**Assigned task**
Lines with "this": state how many there are in the records below, and nothing else.

**Data**

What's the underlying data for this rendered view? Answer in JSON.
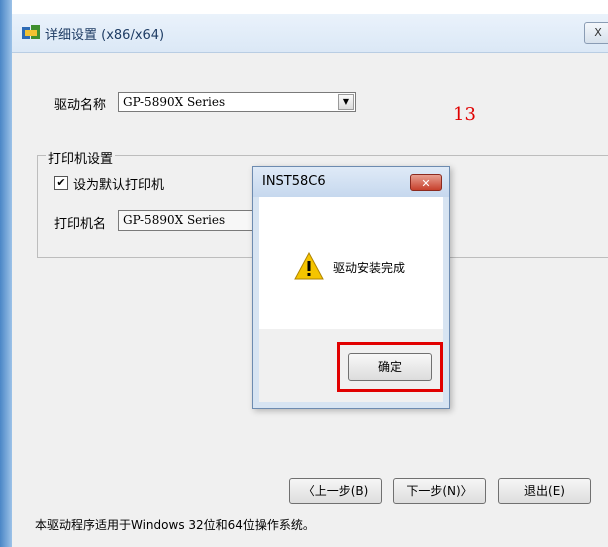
{
  "window": {
    "title": "详细设置 (x86/x64)",
    "close_symbol": "X"
  },
  "driver": {
    "label": "驱动名称",
    "value": "GP-5890X Series"
  },
  "annotation": "13",
  "printer_group": {
    "title": "打印机设置",
    "default_checkbox_label": "设为默认打印机",
    "default_checked": "✔",
    "printer_name_label": "打印机名",
    "printer_name_value": "GP-5890X Series"
  },
  "buttons": {
    "prev": "〈上一步(B)",
    "next": "下一步(N)〉",
    "exit": "退出(E)"
  },
  "footer_text": "本驱动程序适用于Windows 32位和64位操作系统。",
  "dialog": {
    "title": "INST58C6",
    "close_symbol": "✕",
    "message": "驱动安装完成",
    "ok_label": "确定",
    "highlight_color": "#e10000"
  }
}
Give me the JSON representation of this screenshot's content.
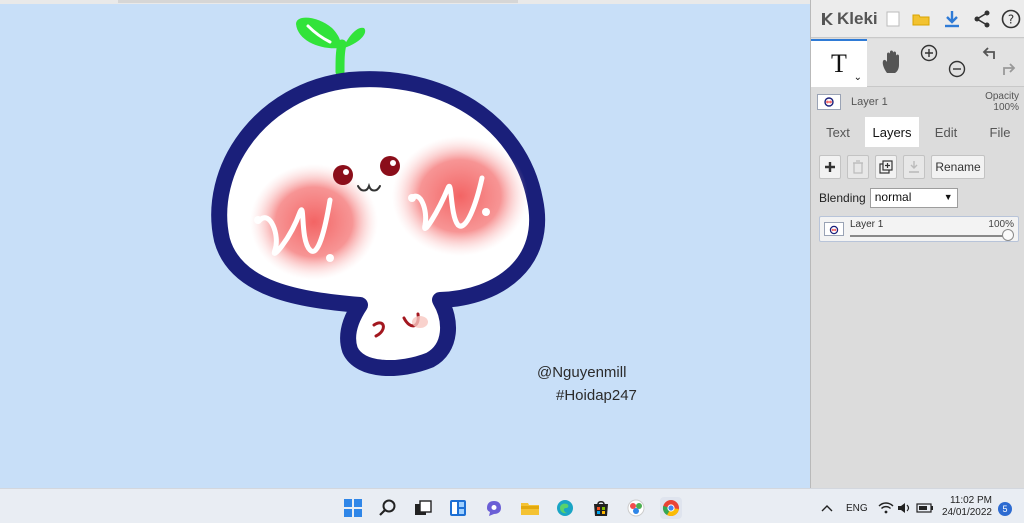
{
  "app": {
    "name": "Kleki"
  },
  "canvas": {
    "watermark_line1": "@Nguyenmill",
    "watermark_line2": "#Hoidap247"
  },
  "toolbar": {
    "active_tool_glyph": "T",
    "dropdown_glyph": "⌄"
  },
  "layer_preview": {
    "name": "Layer 1",
    "opacity_label": "Opacity",
    "opacity_value": "100%"
  },
  "tabs": [
    {
      "label": "Text"
    },
    {
      "label": "Layers",
      "active": true
    },
    {
      "label": "Edit"
    },
    {
      "label": "File"
    }
  ],
  "layers_panel": {
    "rename_label": "Rename",
    "blending_label": "Blending",
    "blending_value": "normal",
    "layers": [
      {
        "name": "Layer 1",
        "opacity": "100%",
        "opacity_fraction": 1.0
      }
    ]
  },
  "taskbar": {
    "language": "ENG",
    "time": "11:02 PM",
    "date": "24/01/2022",
    "notifications": "5"
  },
  "colors": {
    "accent": "#2f7bd6",
    "canvas_bg": "#c8dff8",
    "outline": "#1a1f7a",
    "sprout": "#32e33a",
    "cheek": "#f36b6b"
  }
}
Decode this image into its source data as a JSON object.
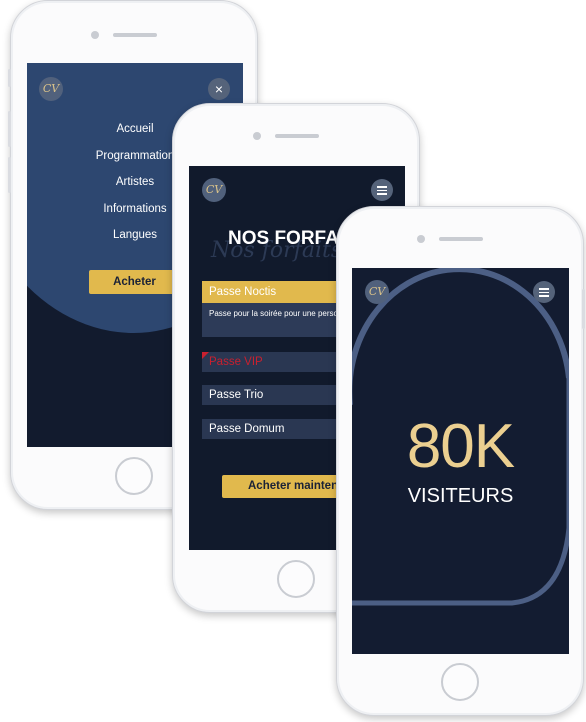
{
  "menu_screen": {
    "logo_text": "CV",
    "close_glyph": "×",
    "nav_items": [
      "Accueil",
      "Programmation",
      "Artistes",
      "Informations",
      "Langues"
    ],
    "cta_label": "Acheter"
  },
  "passes_screen": {
    "logo_text": "CV",
    "title": "NOS FORFAITS",
    "script_title": "Nos forfaits",
    "passes": [
      {
        "label": "Passe Noctis",
        "description": "Passe pour la soirée pour une personne seulement."
      },
      {
        "label": "Passe VIP"
      },
      {
        "label": "Passe Trio"
      },
      {
        "label": "Passe Domum"
      }
    ],
    "cta_label": "Acheter maintenant"
  },
  "stats_screen": {
    "logo_text": "CV",
    "number": "80K",
    "caption": "VISITEURS"
  },
  "colors": {
    "navy": "#121b2e",
    "wave_blue": "#2d4770",
    "gold": "#e1b94d",
    "vip_red": "#c8202f"
  },
  "icons": [
    "logo-icon",
    "close-icon",
    "hamburger-icon"
  ]
}
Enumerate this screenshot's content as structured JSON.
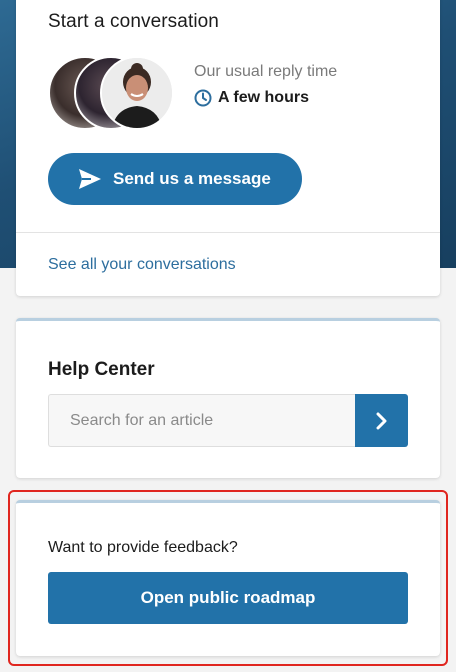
{
  "conversation": {
    "title": "Start a conversation",
    "reply_label": "Our usual reply time",
    "reply_time": "A few hours",
    "send_button": "Send us a message",
    "see_all_link": "See all your conversations"
  },
  "help_center": {
    "title": "Help Center",
    "search_placeholder": "Search for an article",
    "search_value": ""
  },
  "feedback": {
    "prompt": "Want to provide feedback?",
    "roadmap_button": "Open public roadmap"
  },
  "icons": {
    "clock": "clock-icon",
    "send": "paper-plane-icon",
    "search_submit": "chevron-right-icon"
  },
  "colors": {
    "accent": "#2272a9",
    "header_bg": "#1f4f74",
    "link": "#2d6e9e",
    "highlight": "#e0261f"
  }
}
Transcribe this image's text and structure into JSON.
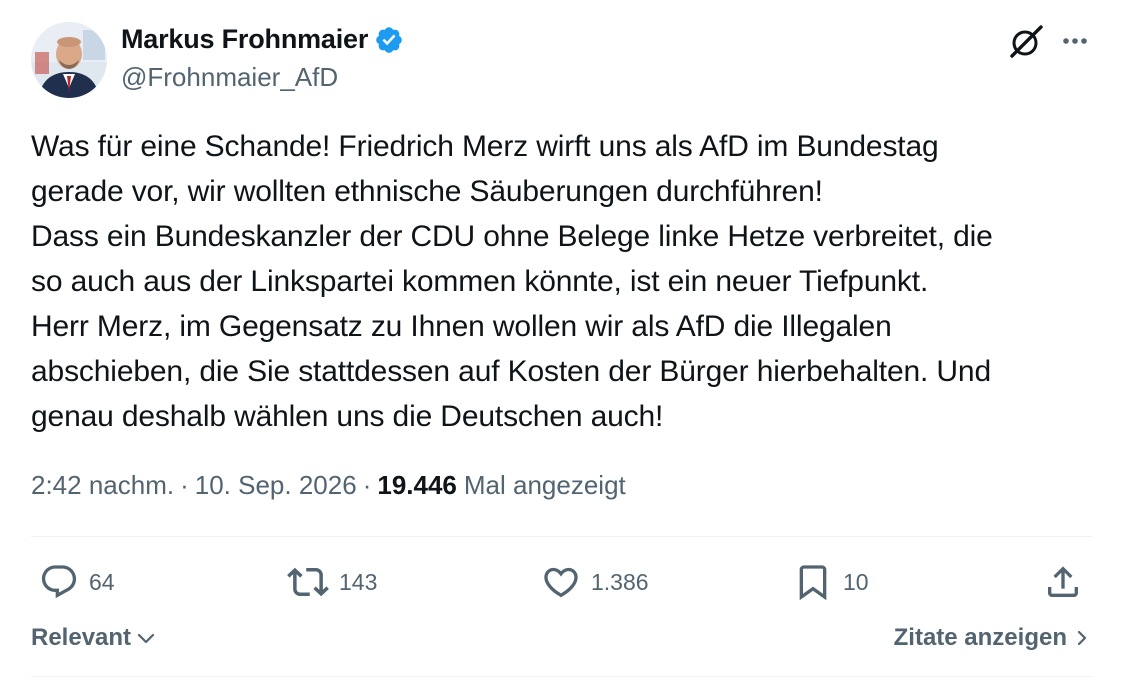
{
  "author": {
    "display_name": "Markus Frohnmaier",
    "handle": "@Frohnmaier_AfD",
    "verified": true
  },
  "tweet": {
    "lines": [
      "Was für eine Schande! Friedrich Merz wirft uns als AfD im Bundestag",
      "gerade vor, wir wollten ethnische Säuberungen durchführen!",
      "Dass ein Bundeskanzler der CDU ohne Belege linke Hetze verbreitet, die",
      "so auch aus der Linkspartei kommen könnte, ist ein neuer Tiefpunkt.",
      "Herr Merz, im Gegensatz zu Ihnen wollen wir als AfD die Illegalen",
      "abschieben, die Sie stattdessen auf Kosten der Bürger hierbehalten. Und",
      "genau deshalb wählen uns die Deutschen auch!"
    ]
  },
  "meta": {
    "time": "2:42 nachm.",
    "separator": "·",
    "date": "10. Sep. 2026",
    "views_count": "19.446",
    "views_label": "Mal angezeigt"
  },
  "actions": {
    "replies": "64",
    "reposts": "143",
    "likes": "1.386",
    "bookmarks": "10"
  },
  "footer": {
    "sort_label": "Relevant",
    "quotes_label": "Zitate anzeigen"
  },
  "colors": {
    "text": "#0f1419",
    "secondary": "#536471",
    "verified": "#1d9bf0",
    "divider": "#eff3f4"
  },
  "icons": [
    "grok-icon",
    "more-icon",
    "verified-badge-icon",
    "reply-icon",
    "repost-icon",
    "like-icon",
    "bookmark-icon",
    "share-icon",
    "chevron-down-icon",
    "chevron-right-icon"
  ]
}
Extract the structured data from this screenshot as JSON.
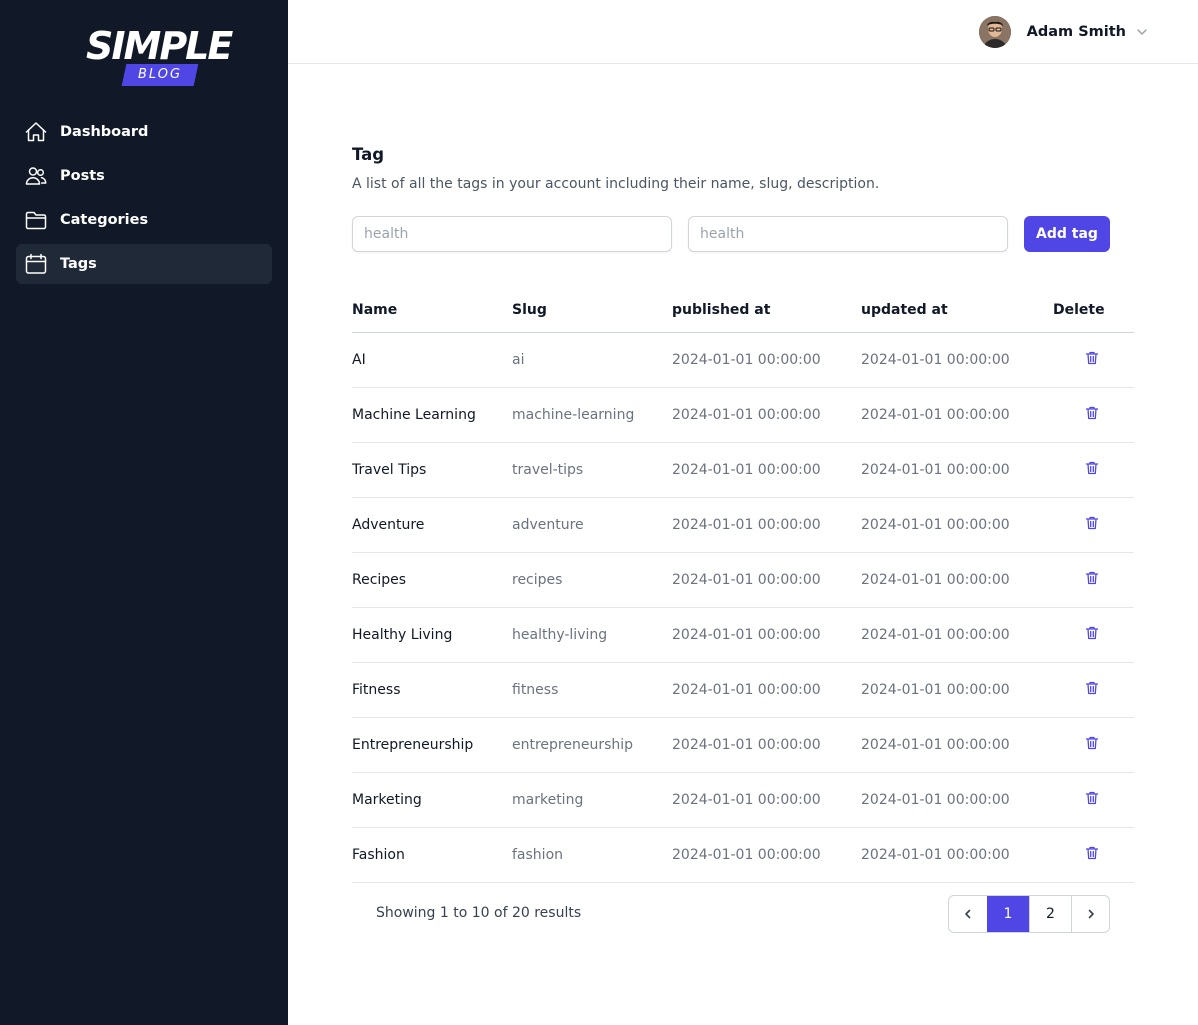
{
  "brand": {
    "line1": "SIMPLE",
    "line2": "BLOG",
    "accent": "#4f46e5"
  },
  "sidebar": {
    "items": [
      {
        "label": "Dashboard",
        "icon": "home-icon"
      },
      {
        "label": "Posts",
        "icon": "users-icon"
      },
      {
        "label": "Categories",
        "icon": "folder-icon"
      },
      {
        "label": "Tags",
        "icon": "calendar-icon",
        "active": true
      }
    ]
  },
  "user": {
    "name": "Adam Smith"
  },
  "page": {
    "title": "Tag",
    "subtitle": "A list of all the tags in your account including their name, slug, description."
  },
  "form": {
    "name_placeholder": "health",
    "slug_placeholder": "health",
    "add_label": "Add tag"
  },
  "table": {
    "headers": [
      "Name",
      "Slug",
      "published at",
      "updated at",
      "Delete"
    ],
    "rows": [
      {
        "name": "AI",
        "slug": "ai",
        "published": "2024-01-01 00:00:00",
        "updated": "2024-01-01 00:00:00"
      },
      {
        "name": "Machine Learning",
        "slug": "machine-learning",
        "published": "2024-01-01 00:00:00",
        "updated": "2024-01-01 00:00:00"
      },
      {
        "name": "Travel Tips",
        "slug": "travel-tips",
        "published": "2024-01-01 00:00:00",
        "updated": "2024-01-01 00:00:00"
      },
      {
        "name": "Adventure",
        "slug": "adventure",
        "published": "2024-01-01 00:00:00",
        "updated": "2024-01-01 00:00:00"
      },
      {
        "name": "Recipes",
        "slug": "recipes",
        "published": "2024-01-01 00:00:00",
        "updated": "2024-01-01 00:00:00"
      },
      {
        "name": "Healthy Living",
        "slug": "healthy-living",
        "published": "2024-01-01 00:00:00",
        "updated": "2024-01-01 00:00:00"
      },
      {
        "name": "Fitness",
        "slug": "fitness",
        "published": "2024-01-01 00:00:00",
        "updated": "2024-01-01 00:00:00"
      },
      {
        "name": "Entrepreneurship",
        "slug": "entrepreneurship",
        "published": "2024-01-01 00:00:00",
        "updated": "2024-01-01 00:00:00"
      },
      {
        "name": "Marketing",
        "slug": "marketing",
        "published": "2024-01-01 00:00:00",
        "updated": "2024-01-01 00:00:00"
      },
      {
        "name": "Fashion",
        "slug": "fashion",
        "published": "2024-01-01 00:00:00",
        "updated": "2024-01-01 00:00:00"
      }
    ]
  },
  "pagination": {
    "summary": "Showing 1 to 10 of 20 results",
    "pages": [
      "1",
      "2"
    ],
    "current": "1"
  }
}
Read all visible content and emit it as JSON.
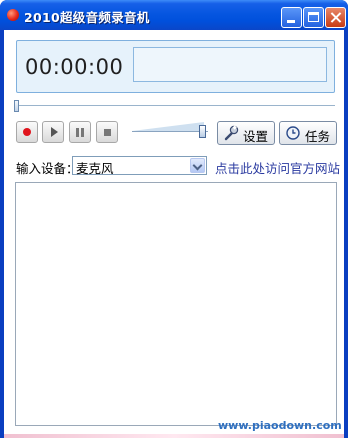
{
  "window": {
    "title": "2010超级音频录音机",
    "icon": "record-app-icon",
    "title_buttons": [
      "minimize",
      "maximize",
      "close"
    ]
  },
  "display": {
    "time": "00:00:00",
    "panel_color": "#e6f2fb"
  },
  "progress": {
    "position_fraction": 0.0
  },
  "controls": {
    "buttons": [
      "record",
      "play",
      "pause",
      "stop"
    ],
    "record_color": "#e0141c",
    "volume_fraction": 0.95
  },
  "actions": {
    "settings_label": "设置",
    "settings_icon": "wrench-icon",
    "tasks_label": "任务",
    "tasks_icon": "clock-icon"
  },
  "input": {
    "label": "输入设备：",
    "selected": "麦克风"
  },
  "link": {
    "text": "点击此处访问官方网站",
    "color": "#2a3aa0"
  },
  "log": {
    "watermark": "www.piaodown.com"
  },
  "colors": {
    "titlebar": "#0656e0",
    "frame": "#0a3ec0",
    "accent": "#3070c0"
  }
}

**Answer below**
6